**Information shown:**
• • •
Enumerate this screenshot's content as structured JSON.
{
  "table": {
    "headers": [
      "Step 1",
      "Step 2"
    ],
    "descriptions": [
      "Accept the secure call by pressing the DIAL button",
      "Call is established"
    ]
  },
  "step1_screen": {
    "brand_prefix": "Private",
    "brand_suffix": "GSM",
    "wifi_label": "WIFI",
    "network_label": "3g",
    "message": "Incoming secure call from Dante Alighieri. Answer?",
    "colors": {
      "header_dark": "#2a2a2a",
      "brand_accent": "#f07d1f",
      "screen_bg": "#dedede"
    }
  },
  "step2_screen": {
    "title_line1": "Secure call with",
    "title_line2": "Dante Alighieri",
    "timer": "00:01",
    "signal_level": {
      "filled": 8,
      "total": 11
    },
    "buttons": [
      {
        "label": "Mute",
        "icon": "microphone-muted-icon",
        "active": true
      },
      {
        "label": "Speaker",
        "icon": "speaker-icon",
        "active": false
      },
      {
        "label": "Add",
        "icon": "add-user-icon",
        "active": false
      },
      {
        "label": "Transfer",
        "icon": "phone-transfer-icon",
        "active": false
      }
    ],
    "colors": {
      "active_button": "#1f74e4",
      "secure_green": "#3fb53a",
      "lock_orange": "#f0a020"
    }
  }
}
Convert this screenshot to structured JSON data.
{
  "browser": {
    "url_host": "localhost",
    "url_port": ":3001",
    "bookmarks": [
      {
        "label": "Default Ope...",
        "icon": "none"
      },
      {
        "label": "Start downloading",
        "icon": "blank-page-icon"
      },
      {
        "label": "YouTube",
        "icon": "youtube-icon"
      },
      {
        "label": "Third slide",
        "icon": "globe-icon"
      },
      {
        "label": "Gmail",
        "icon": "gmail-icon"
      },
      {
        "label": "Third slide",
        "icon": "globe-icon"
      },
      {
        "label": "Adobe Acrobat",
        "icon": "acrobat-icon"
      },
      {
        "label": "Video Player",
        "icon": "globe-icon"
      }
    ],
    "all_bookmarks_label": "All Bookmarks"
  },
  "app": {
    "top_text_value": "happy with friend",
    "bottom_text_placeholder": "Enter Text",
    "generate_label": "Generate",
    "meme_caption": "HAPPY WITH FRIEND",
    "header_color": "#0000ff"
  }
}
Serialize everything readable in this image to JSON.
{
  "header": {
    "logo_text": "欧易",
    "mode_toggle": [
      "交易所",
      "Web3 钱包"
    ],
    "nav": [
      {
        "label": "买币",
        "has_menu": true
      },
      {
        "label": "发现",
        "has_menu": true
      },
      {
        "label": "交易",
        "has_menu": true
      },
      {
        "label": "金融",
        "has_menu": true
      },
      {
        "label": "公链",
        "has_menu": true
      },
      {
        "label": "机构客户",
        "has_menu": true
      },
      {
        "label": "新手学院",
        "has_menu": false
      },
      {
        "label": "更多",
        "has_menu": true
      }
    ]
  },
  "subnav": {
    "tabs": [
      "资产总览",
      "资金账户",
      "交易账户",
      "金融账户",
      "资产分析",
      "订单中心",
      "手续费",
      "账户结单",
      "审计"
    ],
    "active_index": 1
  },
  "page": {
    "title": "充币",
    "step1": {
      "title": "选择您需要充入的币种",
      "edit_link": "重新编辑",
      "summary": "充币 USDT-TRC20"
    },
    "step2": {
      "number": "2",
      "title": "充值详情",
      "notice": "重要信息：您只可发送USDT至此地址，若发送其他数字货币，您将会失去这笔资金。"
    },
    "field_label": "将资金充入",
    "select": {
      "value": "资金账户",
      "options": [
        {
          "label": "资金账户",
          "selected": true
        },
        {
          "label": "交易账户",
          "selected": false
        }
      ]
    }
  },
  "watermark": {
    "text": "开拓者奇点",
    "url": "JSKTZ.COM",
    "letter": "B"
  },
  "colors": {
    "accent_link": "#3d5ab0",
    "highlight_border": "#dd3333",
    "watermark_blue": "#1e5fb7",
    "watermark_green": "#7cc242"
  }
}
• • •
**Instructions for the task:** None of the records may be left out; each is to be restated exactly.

**Written response:**
Enumerate this screenshot's content as structured JSON.
{
  "table": {
    "headers": [
      "Step 1",
      "Step 2"
    ],
    "descriptions": [
      "Accept the secure call by pressing the DIAL button",
      "Call is established"
    ]
  },
  "step1_screen": {
    "brand_prefix": "Private",
    "brand_suffix": "GSM",
    "wifi_label": "WIFI",
    "network_label": "3g",
    "message": "Incoming secure call from Dante Alighieri. Answer?",
    "colors": {
      "header_dark": "#2a2a2a",
      "brand_accent": "#f07d1f",
      "screen_bg": "#dedede"
    }
  },
  "step2_screen": {
    "title_line1": "Secure call with",
    "title_line2": "Dante Alighieri",
    "timer": "00:01",
    "signal_level": {
      "filled": 8,
      "total": 11
    },
    "buttons": [
      {
        "label": "Mute",
        "icon": "microphone-muted-icon",
        "active": true
      },
      {
        "label": "Speaker",
        "icon": "speaker-icon",
        "active": false
      },
      {
        "label": "Add",
        "icon": "add-user-icon",
        "active": false
      },
      {
        "label": "Transfer",
        "icon": "phone-transfer-icon",
        "active": false
      }
    ],
    "colors": {
      "active_button": "#1f74e4",
      "secure_green": "#3fb53a",
      "lock_orange": "#f0a020"
    }
  }
}
Convert this screenshot to structured JSON data.
{
  "browser": {
    "url_host": "localhost",
    "url_port": ":3001",
    "bookmarks": [
      {
        "label": "Default Ope...",
        "icon": "none"
      },
      {
        "label": "Start downloading",
        "icon": "blank-page-icon"
      },
      {
        "label": "YouTube",
        "icon": "youtube-icon"
      },
      {
        "label": "Third slide",
        "icon": "globe-icon"
      },
      {
        "label": "Gmail",
        "icon": "gmail-icon"
      },
      {
        "label": "Third slide",
        "icon": "globe-icon"
      },
      {
        "label": "Adobe Acrobat",
        "icon": "acrobat-icon"
      },
      {
        "label": "Video Player",
        "icon": "globe-icon"
      }
    ],
    "all_bookmarks_label": "All Bookmarks"
  },
  "app": {
    "top_text_value": "happy with friend",
    "bottom_text_placeholder": "Enter Text",
    "generate_label": "Generate",
    "meme_caption": "HAPPY WITH FRIEND",
    "header_color": "#0000ff"
  }
}
Serialize everything readable in this image to JSON.
{
  "header": {
    "logo_text": "欧易",
    "mode_toggle": [
      "交易所",
      "Web3 钱包"
    ],
    "nav": [
      {
        "label": "买币",
        "has_menu": true
      },
      {
        "label": "发现",
        "has_menu": true
      },
      {
        "label": "交易",
        "has_menu": true
      },
      {
        "label": "金融",
        "has_menu": true
      },
      {
        "label": "公链",
        "has_menu": true
      },
      {
        "label": "机构客户",
        "has_menu": true
      },
      {
        "label": "新手学院",
        "has_menu": false
      },
      {
        "label": "更多",
        "has_menu": true
      }
    ]
  },
  "subnav": {
    "tabs": [
      "资产总览",
      "资金账户",
      "交易账户",
      "金融账户",
      "资产分析",
      "订单中心",
      "手续费",
      "账户结单",
      "审计"
    ],
    "active_index": 1
  },
  "page": {
    "title": "充币",
    "step1": {
      "title": "选择您需要充入的币种",
      "edit_link": "重新编辑",
      "summary": "充币 USDT-TRC20"
    },
    "step2": {
      "number": "2",
      "title": "充值详情",
      "notice": "重要信息：您只可发送USDT至此地址，若发送其他数字货币，您将会失去这笔资金。"
    },
    "field_label": "将资金充入",
    "select": {
      "value": "资金账户",
      "options": [
        {
          "label": "资金账户",
          "selected": true
        },
        {
          "label": "交易账户",
          "selected": false
        }
      ]
    }
  },
  "watermark": {
    "text": "开拓者奇点",
    "url": "JSKTZ.COM",
    "letter": "B"
  },
  "colors": {
    "accent_link": "#3d5ab0",
    "highlight_border": "#dd3333",
    "watermark_blue": "#1e5fb7",
    "watermark_green": "#7cc242"
  }
}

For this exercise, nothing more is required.